Content starts

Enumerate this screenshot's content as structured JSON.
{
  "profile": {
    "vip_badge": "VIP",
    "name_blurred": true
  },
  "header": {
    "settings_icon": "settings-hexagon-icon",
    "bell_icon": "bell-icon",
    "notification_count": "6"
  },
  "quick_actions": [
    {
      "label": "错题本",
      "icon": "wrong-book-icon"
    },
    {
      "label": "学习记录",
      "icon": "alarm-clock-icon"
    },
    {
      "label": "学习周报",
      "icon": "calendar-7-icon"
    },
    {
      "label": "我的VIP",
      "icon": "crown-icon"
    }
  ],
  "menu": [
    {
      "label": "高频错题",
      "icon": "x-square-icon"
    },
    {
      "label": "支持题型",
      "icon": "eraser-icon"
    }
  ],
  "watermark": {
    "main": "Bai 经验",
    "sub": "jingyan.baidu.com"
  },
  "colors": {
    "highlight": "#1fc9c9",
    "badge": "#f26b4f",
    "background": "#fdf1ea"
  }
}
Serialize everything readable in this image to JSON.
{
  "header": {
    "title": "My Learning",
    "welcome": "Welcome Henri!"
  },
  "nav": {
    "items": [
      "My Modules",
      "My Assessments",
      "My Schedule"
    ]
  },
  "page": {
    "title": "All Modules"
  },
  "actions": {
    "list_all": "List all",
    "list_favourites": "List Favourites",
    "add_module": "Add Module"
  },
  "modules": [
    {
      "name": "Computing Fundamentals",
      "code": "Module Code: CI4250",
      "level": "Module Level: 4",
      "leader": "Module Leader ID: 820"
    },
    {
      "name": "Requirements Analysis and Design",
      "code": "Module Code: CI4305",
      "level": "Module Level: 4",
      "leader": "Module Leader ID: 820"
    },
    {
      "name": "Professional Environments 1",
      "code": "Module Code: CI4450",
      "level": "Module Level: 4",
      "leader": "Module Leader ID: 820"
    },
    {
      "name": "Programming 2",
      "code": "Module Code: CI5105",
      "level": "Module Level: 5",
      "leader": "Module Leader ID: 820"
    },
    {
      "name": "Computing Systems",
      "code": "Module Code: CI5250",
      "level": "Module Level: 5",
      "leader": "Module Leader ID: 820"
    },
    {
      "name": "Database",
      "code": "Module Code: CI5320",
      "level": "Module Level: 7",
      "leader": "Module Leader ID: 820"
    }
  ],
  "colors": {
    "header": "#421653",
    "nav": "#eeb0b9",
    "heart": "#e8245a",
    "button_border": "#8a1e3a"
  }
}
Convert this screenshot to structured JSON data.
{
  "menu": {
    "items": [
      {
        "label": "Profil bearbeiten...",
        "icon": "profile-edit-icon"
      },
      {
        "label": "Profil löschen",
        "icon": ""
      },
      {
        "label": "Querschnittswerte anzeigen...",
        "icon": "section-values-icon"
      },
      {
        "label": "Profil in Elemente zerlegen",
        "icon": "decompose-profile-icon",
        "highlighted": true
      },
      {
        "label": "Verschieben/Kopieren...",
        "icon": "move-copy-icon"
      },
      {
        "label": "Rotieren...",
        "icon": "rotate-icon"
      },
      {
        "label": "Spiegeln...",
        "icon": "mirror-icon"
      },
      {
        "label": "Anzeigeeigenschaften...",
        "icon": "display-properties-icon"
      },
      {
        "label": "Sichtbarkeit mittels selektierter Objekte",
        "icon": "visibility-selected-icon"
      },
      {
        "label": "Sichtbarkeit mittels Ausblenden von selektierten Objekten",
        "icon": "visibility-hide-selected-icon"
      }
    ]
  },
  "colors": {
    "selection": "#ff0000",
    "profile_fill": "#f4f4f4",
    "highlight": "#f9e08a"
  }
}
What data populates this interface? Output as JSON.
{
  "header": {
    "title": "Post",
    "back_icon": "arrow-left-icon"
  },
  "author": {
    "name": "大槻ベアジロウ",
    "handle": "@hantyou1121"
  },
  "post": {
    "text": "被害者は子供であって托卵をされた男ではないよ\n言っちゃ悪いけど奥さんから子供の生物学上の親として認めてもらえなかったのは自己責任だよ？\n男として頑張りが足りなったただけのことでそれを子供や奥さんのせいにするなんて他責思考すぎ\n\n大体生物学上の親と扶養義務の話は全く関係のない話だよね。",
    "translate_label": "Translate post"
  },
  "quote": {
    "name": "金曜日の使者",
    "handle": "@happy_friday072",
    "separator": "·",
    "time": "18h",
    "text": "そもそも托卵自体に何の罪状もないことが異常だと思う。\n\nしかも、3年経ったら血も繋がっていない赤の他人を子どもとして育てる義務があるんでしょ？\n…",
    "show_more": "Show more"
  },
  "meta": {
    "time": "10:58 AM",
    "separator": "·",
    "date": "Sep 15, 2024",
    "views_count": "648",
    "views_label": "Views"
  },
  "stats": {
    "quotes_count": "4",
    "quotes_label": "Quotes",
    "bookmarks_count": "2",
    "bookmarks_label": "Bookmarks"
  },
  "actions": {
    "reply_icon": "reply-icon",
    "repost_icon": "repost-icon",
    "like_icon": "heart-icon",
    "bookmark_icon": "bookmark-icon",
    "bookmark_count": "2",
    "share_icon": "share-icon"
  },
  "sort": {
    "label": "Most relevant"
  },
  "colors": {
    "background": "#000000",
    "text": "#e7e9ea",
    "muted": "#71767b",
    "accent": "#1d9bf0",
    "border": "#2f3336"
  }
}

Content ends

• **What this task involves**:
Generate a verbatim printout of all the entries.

• **Response to this task**:
Enumerate this screenshot's content as structured JSON.
{
  "profile": {
    "vip_badge": "VIP",
    "name_blurred": true
  },
  "header": {
    "settings_icon": "settings-hexagon-icon",
    "bell_icon": "bell-icon",
    "notification_count": "6"
  },
  "quick_actions": [
    {
      "label": "错题本",
      "icon": "wrong-book-icon"
    },
    {
      "label": "学习记录",
      "icon": "alarm-clock-icon"
    },
    {
      "label": "学习周报",
      "icon": "calendar-7-icon"
    },
    {
      "label": "我的VIP",
      "icon": "crown-icon"
    }
  ],
  "menu": [
    {
      "label": "高频错题",
      "icon": "x-square-icon"
    },
    {
      "label": "支持题型",
      "icon": "eraser-icon"
    }
  ],
  "watermark": {
    "main": "Bai 经验",
    "sub": "jingyan.baidu.com"
  },
  "colors": {
    "highlight": "#1fc9c9",
    "badge": "#f26b4f",
    "background": "#fdf1ea"
  }
}
Serialize everything readable in this image to JSON.
{
  "header": {
    "title": "My Learning",
    "welcome": "Welcome Henri!"
  },
  "nav": {
    "items": [
      "My Modules",
      "My Assessments",
      "My Schedule"
    ]
  },
  "page": {
    "title": "All Modules"
  },
  "actions": {
    "list_all": "List all",
    "list_favourites": "List Favourites",
    "add_module": "Add Module"
  },
  "modules": [
    {
      "name": "Computing Fundamentals",
      "code": "Module Code: CI4250",
      "level": "Module Level: 4",
      "leader": "Module Leader ID: 820"
    },
    {
      "name": "Requirements Analysis and Design",
      "code": "Module Code: CI4305",
      "level": "Module Level: 4",
      "leader": "Module Leader ID: 820"
    },
    {
      "name": "Professional Environments 1",
      "code": "Module Code: CI4450",
      "level": "Module Level: 4",
      "leader": "Module Leader ID: 820"
    },
    {
      "name": "Programming 2",
      "code": "Module Code: CI5105",
      "level": "Module Level: 5",
      "leader": "Module Leader ID: 820"
    },
    {
      "name": "Computing Systems",
      "code": "Module Code: CI5250",
      "level": "Module Level: 5",
      "leader": "Module Leader ID: 820"
    },
    {
      "name": "Database",
      "code": "Module Code: CI5320",
      "level": "Module Level: 7",
      "leader": "Module Leader ID: 820"
    }
  ],
  "colors": {
    "header": "#421653",
    "nav": "#eeb0b9",
    "heart": "#e8245a",
    "button_border": "#8a1e3a"
  }
}
Convert this screenshot to structured JSON data.
{
  "menu": {
    "items": [
      {
        "label": "Profil bearbeiten...",
        "icon": "profile-edit-icon"
      },
      {
        "label": "Profil löschen",
        "icon": ""
      },
      {
        "label": "Querschnittswerte anzeigen...",
        "icon": "section-values-icon"
      },
      {
        "label": "Profil in Elemente zerlegen",
        "icon": "decompose-profile-icon",
        "highlighted": true
      },
      {
        "label": "Verschieben/Kopieren...",
        "icon": "move-copy-icon"
      },
      {
        "label": "Rotieren...",
        "icon": "rotate-icon"
      },
      {
        "label": "Spiegeln...",
        "icon": "mirror-icon"
      },
      {
        "label": "Anzeigeeigenschaften...",
        "icon": "display-properties-icon"
      },
      {
        "label": "Sichtbarkeit mittels selektierter Objekte",
        "icon": "visibility-selected-icon"
      },
      {
        "label": "Sichtbarkeit mittels Ausblenden von selektierten Objekten",
        "icon": "visibility-hide-selected-icon"
      }
    ]
  },
  "colors": {
    "selection": "#ff0000",
    "profile_fill": "#f4f4f4",
    "highlight": "#f9e08a"
  }
}
What data populates this interface? Output as JSON.
{
  "header": {
    "title": "Post",
    "back_icon": "arrow-left-icon"
  },
  "author": {
    "name": "大槻ベアジロウ",
    "handle": "@hantyou1121"
  },
  "post": {
    "text": "被害者は子供であって托卵をされた男ではないよ\n言っちゃ悪いけど奥さんから子供の生物学上の親として認めてもらえなかったのは自己責任だよ？\n男として頑張りが足りなったただけのことでそれを子供や奥さんのせいにするなんて他責思考すぎ\n\n大体生物学上の親と扶養義務の話は全く関係のない話だよね。",
    "translate_label": "Translate post"
  },
  "quote": {
    "name": "金曜日の使者",
    "handle": "@happy_friday072",
    "separator": "·",
    "time": "18h",
    "text": "そもそも托卵自体に何の罪状もないことが異常だと思う。\n\nしかも、3年経ったら血も繋がっていない赤の他人を子どもとして育てる義務があるんでしょ？\n…",
    "show_more": "Show more"
  },
  "meta": {
    "time": "10:58 AM",
    "separator": "·",
    "date": "Sep 15, 2024",
    "views_count": "648",
    "views_label": "Views"
  },
  "stats": {
    "quotes_count": "4",
    "quotes_label": "Quotes",
    "bookmarks_count": "2",
    "bookmarks_label": "Bookmarks"
  },
  "actions": {
    "reply_icon": "reply-icon",
    "repost_icon": "repost-icon",
    "like_icon": "heart-icon",
    "bookmark_icon": "bookmark-icon",
    "bookmark_count": "2",
    "share_icon": "share-icon"
  },
  "sort": {
    "label": "Most relevant"
  },
  "colors": {
    "background": "#000000",
    "text": "#e7e9ea",
    "muted": "#71767b",
    "accent": "#1d9bf0",
    "border": "#2f3336"
  }
}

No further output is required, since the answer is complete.